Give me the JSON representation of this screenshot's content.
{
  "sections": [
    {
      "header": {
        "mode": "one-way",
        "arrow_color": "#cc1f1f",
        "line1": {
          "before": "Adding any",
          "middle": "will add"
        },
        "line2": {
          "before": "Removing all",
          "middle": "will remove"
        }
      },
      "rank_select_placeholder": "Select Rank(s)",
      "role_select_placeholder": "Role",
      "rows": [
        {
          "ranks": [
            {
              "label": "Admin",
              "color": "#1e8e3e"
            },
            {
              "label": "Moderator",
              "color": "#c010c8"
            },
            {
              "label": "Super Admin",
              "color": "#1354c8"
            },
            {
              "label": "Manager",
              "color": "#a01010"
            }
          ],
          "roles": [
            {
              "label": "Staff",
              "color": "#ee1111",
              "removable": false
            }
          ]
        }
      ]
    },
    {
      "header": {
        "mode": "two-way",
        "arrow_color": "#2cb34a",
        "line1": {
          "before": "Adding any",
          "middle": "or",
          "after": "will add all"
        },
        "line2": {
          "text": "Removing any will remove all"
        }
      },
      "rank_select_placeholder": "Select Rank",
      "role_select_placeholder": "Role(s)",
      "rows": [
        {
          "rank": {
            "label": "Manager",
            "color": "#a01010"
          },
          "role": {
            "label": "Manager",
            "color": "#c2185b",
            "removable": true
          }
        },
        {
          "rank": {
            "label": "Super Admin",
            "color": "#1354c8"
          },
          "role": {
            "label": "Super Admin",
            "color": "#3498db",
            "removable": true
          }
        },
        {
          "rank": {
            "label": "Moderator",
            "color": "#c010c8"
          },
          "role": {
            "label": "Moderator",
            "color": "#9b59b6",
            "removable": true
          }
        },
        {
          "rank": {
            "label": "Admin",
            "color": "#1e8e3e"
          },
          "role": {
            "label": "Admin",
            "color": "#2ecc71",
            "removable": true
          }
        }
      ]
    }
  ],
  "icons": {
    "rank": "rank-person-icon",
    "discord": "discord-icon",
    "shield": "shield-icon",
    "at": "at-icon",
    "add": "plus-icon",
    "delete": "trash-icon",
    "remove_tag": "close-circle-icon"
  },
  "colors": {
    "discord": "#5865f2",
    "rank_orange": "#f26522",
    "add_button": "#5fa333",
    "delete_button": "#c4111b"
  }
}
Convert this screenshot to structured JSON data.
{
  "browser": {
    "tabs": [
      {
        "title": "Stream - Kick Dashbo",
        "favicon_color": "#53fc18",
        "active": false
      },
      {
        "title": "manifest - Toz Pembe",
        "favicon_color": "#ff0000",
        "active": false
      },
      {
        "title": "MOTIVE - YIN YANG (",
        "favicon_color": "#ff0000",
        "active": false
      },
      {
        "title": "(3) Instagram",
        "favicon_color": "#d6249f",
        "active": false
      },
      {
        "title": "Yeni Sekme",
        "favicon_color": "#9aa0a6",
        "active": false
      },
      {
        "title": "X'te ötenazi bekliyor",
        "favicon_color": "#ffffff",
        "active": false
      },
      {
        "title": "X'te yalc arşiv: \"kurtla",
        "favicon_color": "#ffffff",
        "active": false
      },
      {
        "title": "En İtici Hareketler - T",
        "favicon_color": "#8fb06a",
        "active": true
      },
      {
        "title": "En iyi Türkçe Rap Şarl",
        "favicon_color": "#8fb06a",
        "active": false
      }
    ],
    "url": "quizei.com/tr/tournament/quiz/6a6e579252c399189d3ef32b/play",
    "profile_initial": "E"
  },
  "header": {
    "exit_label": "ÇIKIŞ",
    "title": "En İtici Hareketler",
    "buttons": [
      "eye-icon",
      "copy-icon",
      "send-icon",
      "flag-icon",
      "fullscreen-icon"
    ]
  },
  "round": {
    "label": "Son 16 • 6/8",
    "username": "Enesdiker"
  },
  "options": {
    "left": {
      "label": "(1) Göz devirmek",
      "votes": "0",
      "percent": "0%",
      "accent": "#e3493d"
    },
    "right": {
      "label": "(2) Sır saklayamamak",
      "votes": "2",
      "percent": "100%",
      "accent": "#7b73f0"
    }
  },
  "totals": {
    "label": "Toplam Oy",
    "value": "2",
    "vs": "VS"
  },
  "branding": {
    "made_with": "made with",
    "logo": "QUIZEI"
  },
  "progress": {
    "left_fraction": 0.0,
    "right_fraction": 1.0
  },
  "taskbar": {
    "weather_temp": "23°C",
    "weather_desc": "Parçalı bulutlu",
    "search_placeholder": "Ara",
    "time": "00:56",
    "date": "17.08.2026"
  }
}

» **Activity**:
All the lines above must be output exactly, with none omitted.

» **Task result**:
Give me the JSON representation of this screenshot's content.
{
  "sections": [
    {
      "header": {
        "mode": "one-way",
        "arrow_color": "#cc1f1f",
        "line1": {
          "before": "Adding any",
          "middle": "will add"
        },
        "line2": {
          "before": "Removing all",
          "middle": "will remove"
        }
      },
      "rank_select_placeholder": "Select Rank(s)",
      "role_select_placeholder": "Role",
      "rows": [
        {
          "ranks": [
            {
              "label": "Admin",
              "color": "#1e8e3e"
            },
            {
              "label": "Moderator",
              "color": "#c010c8"
            },
            {
              "label": "Super Admin",
              "color": "#1354c8"
            },
            {
              "label": "Manager",
              "color": "#a01010"
            }
          ],
          "roles": [
            {
              "label": "Staff",
              "color": "#ee1111",
              "removable": false
            }
          ]
        }
      ]
    },
    {
      "header": {
        "mode": "two-way",
        "arrow_color": "#2cb34a",
        "line1": {
          "before": "Adding any",
          "middle": "or",
          "after": "will add all"
        },
        "line2": {
          "text": "Removing any will remove all"
        }
      },
      "rank_select_placeholder": "Select Rank",
      "role_select_placeholder": "Role(s)",
      "rows": [
        {
          "rank": {
            "label": "Manager",
            "color": "#a01010"
          },
          "role": {
            "label": "Manager",
            "color": "#c2185b",
            "removable": true
          }
        },
        {
          "rank": {
            "label": "Super Admin",
            "color": "#1354c8"
          },
          "role": {
            "label": "Super Admin",
            "color": "#3498db",
            "removable": true
          }
        },
        {
          "rank": {
            "label": "Moderator",
            "color": "#c010c8"
          },
          "role": {
            "label": "Moderator",
            "color": "#9b59b6",
            "removable": true
          }
        },
        {
          "rank": {
            "label": "Admin",
            "color": "#1e8e3e"
          },
          "role": {
            "label": "Admin",
            "color": "#2ecc71",
            "removable": true
          }
        }
      ]
    }
  ],
  "icons": {
    "rank": "rank-person-icon",
    "discord": "discord-icon",
    "shield": "shield-icon",
    "at": "at-icon",
    "add": "plus-icon",
    "delete": "trash-icon",
    "remove_tag": "close-circle-icon"
  },
  "colors": {
    "discord": "#5865f2",
    "rank_orange": "#f26522",
    "add_button": "#5fa333",
    "delete_button": "#c4111b"
  }
}
Convert this screenshot to structured JSON data.
{
  "browser": {
    "tabs": [
      {
        "title": "Stream - Kick Dashbo",
        "favicon_color": "#53fc18",
        "active": false
      },
      {
        "title": "manifest - Toz Pembe",
        "favicon_color": "#ff0000",
        "active": false
      },
      {
        "title": "MOTIVE - YIN YANG (",
        "favicon_color": "#ff0000",
        "active": false
      },
      {
        "title": "(3) Instagram",
        "favicon_color": "#d6249f",
        "active": false
      },
      {
        "title": "Yeni Sekme",
        "favicon_color": "#9aa0a6",
        "active": false
      },
      {
        "title": "X'te ötenazi bekliyor",
        "favicon_color": "#ffffff",
        "active": false
      },
      {
        "title": "X'te yalc arşiv: \"kurtla",
        "favicon_color": "#ffffff",
        "active": false
      },
      {
        "title": "En İtici Hareketler - T",
        "favicon_color": "#8fb06a",
        "active": true
      },
      {
        "title": "En iyi Türkçe Rap Şarl",
        "favicon_color": "#8fb06a",
        "active": false
      }
    ],
    "url": "quizei.com/tr/tournament/quiz/6a6e579252c399189d3ef32b/play",
    "profile_initial": "E"
  },
  "header": {
    "exit_label": "ÇIKIŞ",
    "title": "En İtici Hareketler",
    "buttons": [
      "eye-icon",
      "copy-icon",
      "send-icon",
      "flag-icon",
      "fullscreen-icon"
    ]
  },
  "round": {
    "label": "Son 16 • 6/8",
    "username": "Enesdiker"
  },
  "options": {
    "left": {
      "label": "(1) Göz devirmek",
      "votes": "0",
      "percent": "0%",
      "accent": "#e3493d"
    },
    "right": {
      "label": "(2) Sır saklayamamak",
      "votes": "2",
      "percent": "100%",
      "accent": "#7b73f0"
    }
  },
  "totals": {
    "label": "Toplam Oy",
    "value": "2",
    "vs": "VS"
  },
  "branding": {
    "made_with": "made with",
    "logo": "QUIZEI"
  },
  "progress": {
    "left_fraction": 0.0,
    "right_fraction": 1.0
  },
  "taskbar": {
    "weather_temp": "23°C",
    "weather_desc": "Parçalı bulutlu",
    "search_placeholder": "Ara",
    "time": "00:56",
    "date": "17.08.2026"
  }
}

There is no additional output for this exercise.